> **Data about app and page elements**
****************
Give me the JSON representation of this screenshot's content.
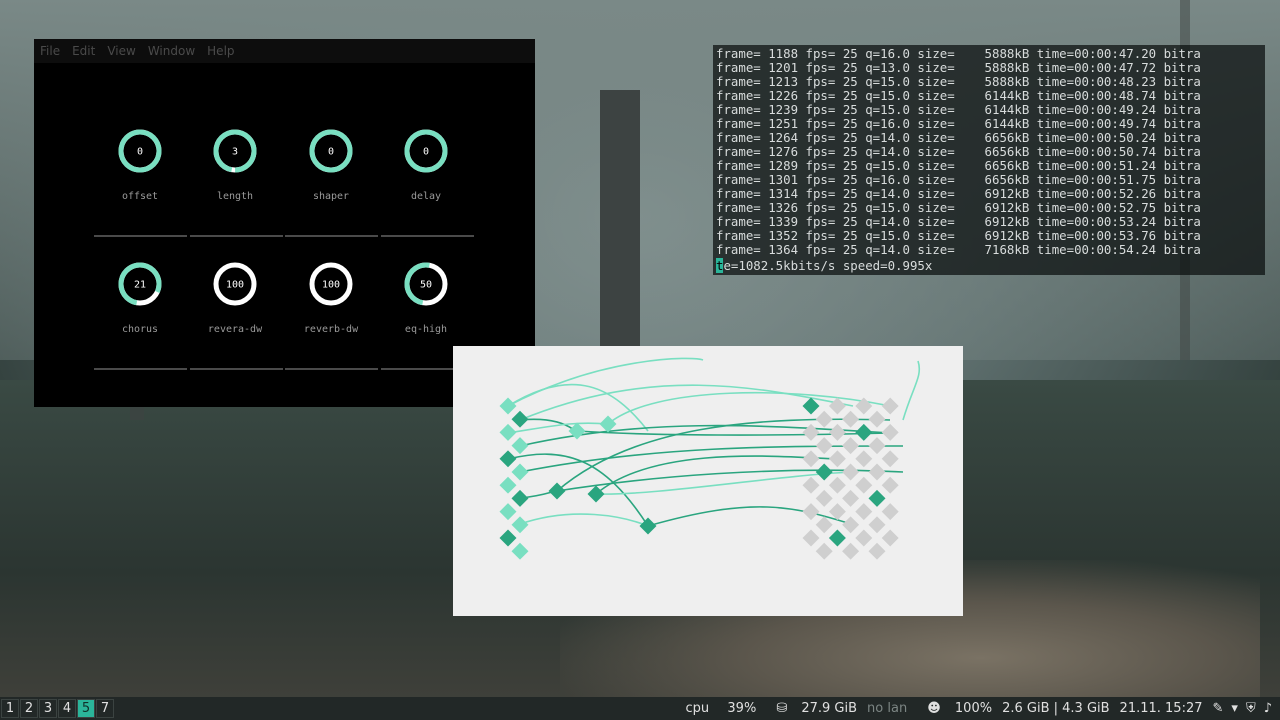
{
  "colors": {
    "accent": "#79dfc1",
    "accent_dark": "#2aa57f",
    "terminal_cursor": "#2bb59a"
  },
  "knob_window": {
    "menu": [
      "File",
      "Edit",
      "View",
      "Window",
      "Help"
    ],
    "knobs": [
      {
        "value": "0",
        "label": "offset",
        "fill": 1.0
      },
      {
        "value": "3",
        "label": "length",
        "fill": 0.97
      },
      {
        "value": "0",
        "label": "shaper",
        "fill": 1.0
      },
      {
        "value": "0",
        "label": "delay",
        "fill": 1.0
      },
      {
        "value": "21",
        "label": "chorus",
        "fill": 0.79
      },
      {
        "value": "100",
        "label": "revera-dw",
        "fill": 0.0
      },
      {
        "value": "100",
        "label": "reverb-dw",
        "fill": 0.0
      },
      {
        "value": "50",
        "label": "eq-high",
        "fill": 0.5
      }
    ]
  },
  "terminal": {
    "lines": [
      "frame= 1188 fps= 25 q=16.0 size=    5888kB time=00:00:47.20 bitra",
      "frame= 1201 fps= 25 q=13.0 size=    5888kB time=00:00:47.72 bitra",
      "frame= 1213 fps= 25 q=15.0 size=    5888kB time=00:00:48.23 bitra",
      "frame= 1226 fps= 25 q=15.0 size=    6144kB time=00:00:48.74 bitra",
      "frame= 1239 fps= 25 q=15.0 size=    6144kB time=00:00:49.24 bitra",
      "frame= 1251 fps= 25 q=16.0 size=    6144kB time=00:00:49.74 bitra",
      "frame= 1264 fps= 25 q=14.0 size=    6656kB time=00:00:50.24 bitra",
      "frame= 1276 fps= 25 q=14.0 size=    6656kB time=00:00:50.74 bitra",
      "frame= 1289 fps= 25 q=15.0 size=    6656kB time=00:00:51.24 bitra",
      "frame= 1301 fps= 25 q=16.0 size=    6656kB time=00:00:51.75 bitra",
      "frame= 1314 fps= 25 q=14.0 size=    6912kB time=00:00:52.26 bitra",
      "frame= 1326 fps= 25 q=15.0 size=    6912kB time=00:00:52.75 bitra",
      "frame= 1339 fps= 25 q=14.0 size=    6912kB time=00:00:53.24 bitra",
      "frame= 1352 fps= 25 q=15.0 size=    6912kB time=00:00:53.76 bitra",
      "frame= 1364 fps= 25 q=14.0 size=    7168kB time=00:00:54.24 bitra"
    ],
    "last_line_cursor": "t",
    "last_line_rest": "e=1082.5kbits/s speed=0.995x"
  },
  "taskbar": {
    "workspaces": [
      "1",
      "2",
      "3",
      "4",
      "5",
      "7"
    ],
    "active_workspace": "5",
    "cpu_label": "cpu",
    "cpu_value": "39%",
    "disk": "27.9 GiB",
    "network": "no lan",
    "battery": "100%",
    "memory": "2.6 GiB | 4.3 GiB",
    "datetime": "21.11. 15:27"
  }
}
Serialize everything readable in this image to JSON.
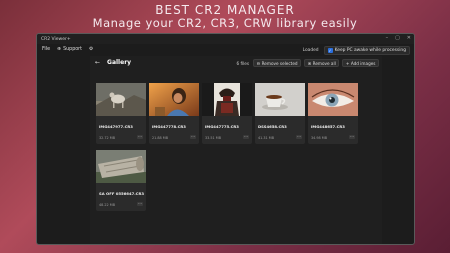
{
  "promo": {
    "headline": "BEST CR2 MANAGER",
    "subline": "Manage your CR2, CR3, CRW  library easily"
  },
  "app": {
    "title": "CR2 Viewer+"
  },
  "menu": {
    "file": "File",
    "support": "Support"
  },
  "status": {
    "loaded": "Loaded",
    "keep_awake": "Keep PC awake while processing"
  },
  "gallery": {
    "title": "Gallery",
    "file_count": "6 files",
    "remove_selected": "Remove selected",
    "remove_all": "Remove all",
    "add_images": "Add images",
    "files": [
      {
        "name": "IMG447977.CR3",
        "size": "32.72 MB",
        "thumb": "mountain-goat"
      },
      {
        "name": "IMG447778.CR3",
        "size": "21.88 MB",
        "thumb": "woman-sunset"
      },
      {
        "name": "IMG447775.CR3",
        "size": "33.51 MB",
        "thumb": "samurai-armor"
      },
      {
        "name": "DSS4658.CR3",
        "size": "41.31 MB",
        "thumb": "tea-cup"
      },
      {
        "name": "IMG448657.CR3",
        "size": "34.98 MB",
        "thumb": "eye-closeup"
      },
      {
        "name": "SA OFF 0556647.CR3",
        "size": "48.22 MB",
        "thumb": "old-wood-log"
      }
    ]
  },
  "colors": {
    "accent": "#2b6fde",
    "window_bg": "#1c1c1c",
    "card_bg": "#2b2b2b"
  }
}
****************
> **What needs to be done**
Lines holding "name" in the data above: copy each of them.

> **Answer to this exercise**
        "name": "IMG447977.CR3",
        "name": "IMG447778.CR3",
        "name": "IMG447775.CR3",
        "name": "DSS4658.CR3",
        "name": "IMG448657.CR3",
        "name": "SA OFF 0556647.CR3",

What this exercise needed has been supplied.